Philippians 1:21 is one of my favorite verses. (Incidentally, it is also etched on my dad’s tombstone in India. Some of you heard a sliver of his story in my Grace Story and the verse reflects the way he lived his life.) This verse seems like an unachievable ideal. In fact, it is impossible to live it out in our old selves. However, when we are born-again, it becomes possible through the power of the Holy Spirit, who lives in the disciples of Christ.
One way of examining if we embody this verse is to further study Paul’s following comments (Phil 1:23–26): “I am torn between the two: I desire to depart and be with Christ, which is better by far; but it is more necessary for you that I remain in the body.” There are many aspects to these verses, but we see Paul desires something, “more necessary for you”. His desire is for others, not his own need to “be with Christ, which is better by far”. The question to ask ourselves is, “How do we make choices to keep others’ needs in mind (before our own priorities)?”

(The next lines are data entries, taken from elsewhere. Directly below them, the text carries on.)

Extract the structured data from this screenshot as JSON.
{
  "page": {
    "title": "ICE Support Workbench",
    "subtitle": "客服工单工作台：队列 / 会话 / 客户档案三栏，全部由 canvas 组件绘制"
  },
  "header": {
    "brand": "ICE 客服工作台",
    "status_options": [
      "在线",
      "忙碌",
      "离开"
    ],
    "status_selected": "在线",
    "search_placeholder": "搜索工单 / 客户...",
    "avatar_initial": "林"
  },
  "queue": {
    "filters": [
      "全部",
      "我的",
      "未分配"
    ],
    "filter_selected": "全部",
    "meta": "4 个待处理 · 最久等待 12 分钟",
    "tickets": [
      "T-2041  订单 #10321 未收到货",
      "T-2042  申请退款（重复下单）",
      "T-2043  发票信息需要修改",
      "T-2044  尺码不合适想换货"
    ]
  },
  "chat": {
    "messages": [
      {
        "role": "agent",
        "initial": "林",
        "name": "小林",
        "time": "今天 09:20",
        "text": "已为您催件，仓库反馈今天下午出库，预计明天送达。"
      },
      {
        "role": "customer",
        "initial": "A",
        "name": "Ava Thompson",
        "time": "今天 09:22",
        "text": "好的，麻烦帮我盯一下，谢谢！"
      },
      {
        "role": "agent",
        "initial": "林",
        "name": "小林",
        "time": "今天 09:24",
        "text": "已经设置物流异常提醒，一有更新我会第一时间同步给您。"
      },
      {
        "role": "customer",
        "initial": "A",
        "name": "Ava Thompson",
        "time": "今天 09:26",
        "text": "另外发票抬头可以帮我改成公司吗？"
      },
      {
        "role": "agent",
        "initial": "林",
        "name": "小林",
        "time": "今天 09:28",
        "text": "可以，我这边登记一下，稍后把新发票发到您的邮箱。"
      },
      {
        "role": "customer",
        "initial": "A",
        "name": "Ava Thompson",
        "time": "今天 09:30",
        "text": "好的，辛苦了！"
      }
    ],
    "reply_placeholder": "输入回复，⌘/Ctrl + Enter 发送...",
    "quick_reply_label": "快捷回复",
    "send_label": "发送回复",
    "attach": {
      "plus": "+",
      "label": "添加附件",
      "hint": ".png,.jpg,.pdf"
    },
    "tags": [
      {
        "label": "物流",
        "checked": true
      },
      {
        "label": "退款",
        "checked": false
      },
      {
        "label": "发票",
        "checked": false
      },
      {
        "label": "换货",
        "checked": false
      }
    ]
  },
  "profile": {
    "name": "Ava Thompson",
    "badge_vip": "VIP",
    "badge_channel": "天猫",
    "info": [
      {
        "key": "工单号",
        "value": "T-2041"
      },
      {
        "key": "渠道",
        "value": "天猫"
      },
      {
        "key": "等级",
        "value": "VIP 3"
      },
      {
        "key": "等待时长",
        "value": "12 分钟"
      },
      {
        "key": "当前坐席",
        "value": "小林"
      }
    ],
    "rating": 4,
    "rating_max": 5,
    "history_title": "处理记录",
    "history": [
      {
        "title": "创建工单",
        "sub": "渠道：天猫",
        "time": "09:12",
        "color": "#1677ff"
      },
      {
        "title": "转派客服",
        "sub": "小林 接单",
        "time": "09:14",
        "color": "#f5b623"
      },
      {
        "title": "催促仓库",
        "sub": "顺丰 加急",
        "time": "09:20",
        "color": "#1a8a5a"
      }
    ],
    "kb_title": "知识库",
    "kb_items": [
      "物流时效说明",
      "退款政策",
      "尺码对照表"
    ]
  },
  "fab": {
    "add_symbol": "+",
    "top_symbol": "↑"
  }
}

The message of Philippians 1:21 is affirmed later in chapter 2 (we also heard this in Steve Sage’s sermon last week): “not looking to your own interests but each of you to the interests of the others.” (vv 3-4). Again, Paul is commending the church and the followers of Christ for choosing the interest of others. This is a dying process – going away from ourselves and putting others first. The question for us, when we are thinking and planning, do we keep others’ interests in mind?
This premise and framework of others are not new: it is embedded in what the Lord gave the nation of Israel through Moses in Deuteronomy 6:5 and Leviticus 19:18 (look them up). They summarized as the greatest of all commandments: love God and love your neighbor as yourself. Loving God is our primary priority, followed by love for others and lastly, ourselves.
Viewing ourselves as least important should be reflected in our conversations, thought processes, meetings in which we host or participate, in our plans, our organization, or in our roles.
Here are more verses to support this premise in Scripture. I have not detailed them; it is homework for you to be Bereans (Acts 17) and “examine the Scriptures”: Matthew 16:25, Luke 14:7-11, James 4:10, and Philippians 2:1-11. (Read them before this week’s sermon and see the Lord Himself as the perfect example.)
Being least in priority is not a popular premise in this day and age, but believe me, it has God behind it! Share your experiences with other fellow followers of Christ, as you live out this verse; make it a reality for people to see and experience the gospel, the greatest news!
Donald Thampy serves as an Elder at GRC.